Kwŏn Kwisuk. 2002. “Taeryang haksal ŭi sahoe simni: Cheju 4.3 sagŏn ŭi haksal kwajŏng” [The socio-psychological processes of genocide: The stages of massacre of the Cheju 4.3 Incident]. Hanguk Sahoehak [Korean sociology] 36: 171–200.
Lee, Steven Hugh. 2001. The Korean War. Harlow: Longman.
Lewis, Linda S. 2002. Laying Claim to the Memory of May: A Look Back at the 1980 Kwangju Uprising. Honolulu: University of Hawaii Press.
Nora, Pierre. 1989. “Between Memory and History: Les Lieux de Memoir.” Representations 26: 8–19.
Paik, Nak-Chung. 2011. The Division System in Crisis: Essays on Contemporary Korea. Translated by Kim Myung-hwan, June-kyu Sol, Seung-chul Song, and Youngju Ryu. New York: Global, Area, and International Archive.
Pak Myung-Rim. 1995. “Hanguk ŭi Kuksa hyŏngsŏng, 1945–1948: Misijŏk chŏpkŭn kwa [End Page 179] haesŏk” [Korea’s state formation, 1945–1948: Microscopic approach and analysis]. Hanguk chŏngch’ihak hoebo [Korean political science review] 13: 97–137.

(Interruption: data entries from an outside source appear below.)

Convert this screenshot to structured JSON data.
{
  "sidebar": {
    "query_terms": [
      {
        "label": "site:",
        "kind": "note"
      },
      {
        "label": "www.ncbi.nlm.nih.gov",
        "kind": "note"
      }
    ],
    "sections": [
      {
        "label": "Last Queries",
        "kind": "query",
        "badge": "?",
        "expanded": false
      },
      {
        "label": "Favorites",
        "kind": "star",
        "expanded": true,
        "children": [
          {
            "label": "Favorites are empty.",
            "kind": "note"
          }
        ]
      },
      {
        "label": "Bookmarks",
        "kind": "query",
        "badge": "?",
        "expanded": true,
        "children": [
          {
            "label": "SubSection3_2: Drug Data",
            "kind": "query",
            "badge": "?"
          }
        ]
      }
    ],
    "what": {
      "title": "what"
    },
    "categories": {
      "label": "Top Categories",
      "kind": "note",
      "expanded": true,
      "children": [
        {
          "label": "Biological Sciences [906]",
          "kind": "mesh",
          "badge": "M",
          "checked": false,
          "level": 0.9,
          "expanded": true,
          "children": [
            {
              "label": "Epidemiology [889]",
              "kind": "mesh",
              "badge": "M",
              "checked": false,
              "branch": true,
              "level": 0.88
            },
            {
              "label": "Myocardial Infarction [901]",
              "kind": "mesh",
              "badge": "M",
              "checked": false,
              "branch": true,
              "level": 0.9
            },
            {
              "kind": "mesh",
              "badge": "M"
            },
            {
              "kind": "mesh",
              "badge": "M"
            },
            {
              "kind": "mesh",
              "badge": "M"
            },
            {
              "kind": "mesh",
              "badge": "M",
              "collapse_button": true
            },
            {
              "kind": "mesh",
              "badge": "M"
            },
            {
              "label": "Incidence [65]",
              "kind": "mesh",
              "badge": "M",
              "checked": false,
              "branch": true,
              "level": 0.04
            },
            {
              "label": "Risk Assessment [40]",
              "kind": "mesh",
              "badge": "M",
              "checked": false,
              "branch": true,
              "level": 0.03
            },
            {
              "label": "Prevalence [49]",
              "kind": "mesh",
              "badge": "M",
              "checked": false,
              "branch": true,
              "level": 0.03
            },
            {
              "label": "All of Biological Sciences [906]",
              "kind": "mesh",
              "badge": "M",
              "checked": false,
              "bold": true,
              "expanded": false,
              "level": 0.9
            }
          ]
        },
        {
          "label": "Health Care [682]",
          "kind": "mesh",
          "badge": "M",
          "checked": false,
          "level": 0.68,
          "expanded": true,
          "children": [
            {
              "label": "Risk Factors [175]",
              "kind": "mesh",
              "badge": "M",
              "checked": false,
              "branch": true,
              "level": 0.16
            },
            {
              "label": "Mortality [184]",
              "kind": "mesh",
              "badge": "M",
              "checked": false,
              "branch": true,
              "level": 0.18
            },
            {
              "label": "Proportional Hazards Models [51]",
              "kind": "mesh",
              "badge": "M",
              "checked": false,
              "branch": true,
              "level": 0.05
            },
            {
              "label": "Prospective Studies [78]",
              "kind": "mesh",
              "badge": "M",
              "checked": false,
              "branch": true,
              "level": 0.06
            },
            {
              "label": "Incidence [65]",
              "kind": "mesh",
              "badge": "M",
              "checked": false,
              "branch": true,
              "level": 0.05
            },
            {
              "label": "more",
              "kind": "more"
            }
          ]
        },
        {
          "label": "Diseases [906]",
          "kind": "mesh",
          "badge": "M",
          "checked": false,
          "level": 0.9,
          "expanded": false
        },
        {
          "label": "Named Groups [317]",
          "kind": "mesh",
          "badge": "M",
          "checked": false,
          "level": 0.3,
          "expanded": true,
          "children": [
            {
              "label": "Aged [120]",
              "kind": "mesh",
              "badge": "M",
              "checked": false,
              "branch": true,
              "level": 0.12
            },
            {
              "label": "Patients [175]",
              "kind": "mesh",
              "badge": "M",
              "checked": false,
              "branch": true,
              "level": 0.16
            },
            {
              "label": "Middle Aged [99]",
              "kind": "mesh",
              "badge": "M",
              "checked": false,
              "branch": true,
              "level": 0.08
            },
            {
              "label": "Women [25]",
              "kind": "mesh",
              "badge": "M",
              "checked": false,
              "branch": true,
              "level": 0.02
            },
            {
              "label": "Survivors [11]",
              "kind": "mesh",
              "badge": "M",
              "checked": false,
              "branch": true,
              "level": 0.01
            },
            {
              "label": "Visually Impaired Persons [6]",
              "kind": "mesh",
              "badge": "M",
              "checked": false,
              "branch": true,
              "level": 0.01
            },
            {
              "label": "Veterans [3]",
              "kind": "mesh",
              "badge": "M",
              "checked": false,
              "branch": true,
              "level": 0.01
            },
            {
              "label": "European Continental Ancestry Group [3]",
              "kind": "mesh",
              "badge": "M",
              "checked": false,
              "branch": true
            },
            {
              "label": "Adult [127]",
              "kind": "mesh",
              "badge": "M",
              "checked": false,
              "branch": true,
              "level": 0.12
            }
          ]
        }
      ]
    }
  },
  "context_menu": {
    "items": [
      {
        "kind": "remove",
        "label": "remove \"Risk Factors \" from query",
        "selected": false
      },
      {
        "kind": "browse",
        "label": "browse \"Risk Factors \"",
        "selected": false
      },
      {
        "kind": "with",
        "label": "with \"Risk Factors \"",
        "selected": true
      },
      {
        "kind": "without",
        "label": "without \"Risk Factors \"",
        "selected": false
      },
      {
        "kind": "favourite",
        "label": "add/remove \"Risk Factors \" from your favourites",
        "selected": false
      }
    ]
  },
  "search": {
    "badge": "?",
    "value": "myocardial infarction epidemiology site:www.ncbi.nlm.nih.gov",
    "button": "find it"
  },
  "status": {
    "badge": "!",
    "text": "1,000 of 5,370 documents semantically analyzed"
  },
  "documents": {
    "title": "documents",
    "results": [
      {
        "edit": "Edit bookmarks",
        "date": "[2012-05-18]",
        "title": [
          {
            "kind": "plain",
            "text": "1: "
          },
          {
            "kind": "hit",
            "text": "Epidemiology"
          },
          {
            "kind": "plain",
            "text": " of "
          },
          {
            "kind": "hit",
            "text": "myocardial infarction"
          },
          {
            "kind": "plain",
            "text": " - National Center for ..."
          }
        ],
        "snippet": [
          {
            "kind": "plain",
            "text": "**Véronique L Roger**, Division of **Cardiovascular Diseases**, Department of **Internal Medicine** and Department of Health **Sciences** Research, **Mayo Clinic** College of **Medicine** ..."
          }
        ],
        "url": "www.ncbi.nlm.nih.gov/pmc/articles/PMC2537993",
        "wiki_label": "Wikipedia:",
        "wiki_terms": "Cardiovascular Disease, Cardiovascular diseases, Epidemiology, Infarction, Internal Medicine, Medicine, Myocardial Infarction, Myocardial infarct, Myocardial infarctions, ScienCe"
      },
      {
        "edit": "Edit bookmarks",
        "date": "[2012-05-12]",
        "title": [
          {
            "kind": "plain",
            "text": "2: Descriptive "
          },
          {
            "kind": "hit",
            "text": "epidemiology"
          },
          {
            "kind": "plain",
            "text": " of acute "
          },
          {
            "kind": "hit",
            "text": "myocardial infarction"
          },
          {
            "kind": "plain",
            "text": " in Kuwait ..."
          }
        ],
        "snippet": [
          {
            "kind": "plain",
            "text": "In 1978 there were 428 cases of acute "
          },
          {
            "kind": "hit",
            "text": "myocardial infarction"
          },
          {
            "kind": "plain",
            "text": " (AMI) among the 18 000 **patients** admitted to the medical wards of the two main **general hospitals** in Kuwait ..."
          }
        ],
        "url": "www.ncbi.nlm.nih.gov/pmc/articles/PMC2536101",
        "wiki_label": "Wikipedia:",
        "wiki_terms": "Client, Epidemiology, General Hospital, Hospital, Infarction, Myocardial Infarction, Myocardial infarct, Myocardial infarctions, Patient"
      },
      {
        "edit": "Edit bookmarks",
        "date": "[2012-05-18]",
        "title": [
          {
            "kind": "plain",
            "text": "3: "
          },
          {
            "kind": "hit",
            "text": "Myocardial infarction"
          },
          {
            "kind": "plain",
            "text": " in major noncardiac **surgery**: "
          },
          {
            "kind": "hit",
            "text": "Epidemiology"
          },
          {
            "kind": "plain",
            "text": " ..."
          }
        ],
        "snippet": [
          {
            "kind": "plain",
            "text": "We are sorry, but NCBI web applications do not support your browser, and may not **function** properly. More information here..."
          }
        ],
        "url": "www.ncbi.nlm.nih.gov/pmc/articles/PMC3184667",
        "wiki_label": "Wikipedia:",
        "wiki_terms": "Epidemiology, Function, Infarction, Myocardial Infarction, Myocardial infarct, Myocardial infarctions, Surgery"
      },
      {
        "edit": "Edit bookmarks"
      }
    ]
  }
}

———. 2000. “Chŏnjaeng kwa Inmin: T’onghap kwa punhwa wa haksal” [War and the people: Integration, differentiation, and massacre]. Asia Munhwa [Asia culture] 16: 97–167.
Shin, Gi-Wook. 2006. Ethnic Nationalism: Genealogy, Politics, and Legacy. Stanford, CA: Stanford University Press.
Sontag, Susan. 2003. Regarding the Pain of Others. New York: Picador.
Stueck, William. 1995. The Korean War: An International History. Princeton, NJ: Princeton University Press.
Teitel, Ruti G. 2002. Transitional Justice. New York: Oxford University Press.
Trouillot, Michel-Rolph. 1995. Silencing the Past: Power and the Production of History. Boston: Beacon Press.
Yi Changhyŏn. 2010. “1960 yŏndae ch’o Kyŏngju P’ihaksalja Yujokhoe Sagŏn ŭi Chŏngae kwajŏng kwa Sŏnggyŏk” [The process and characteristics of the Kyŏngju Massacre Bereaved Families Association Incident in the early 1960s]. Sarim 35: 235–257. [End Page 180]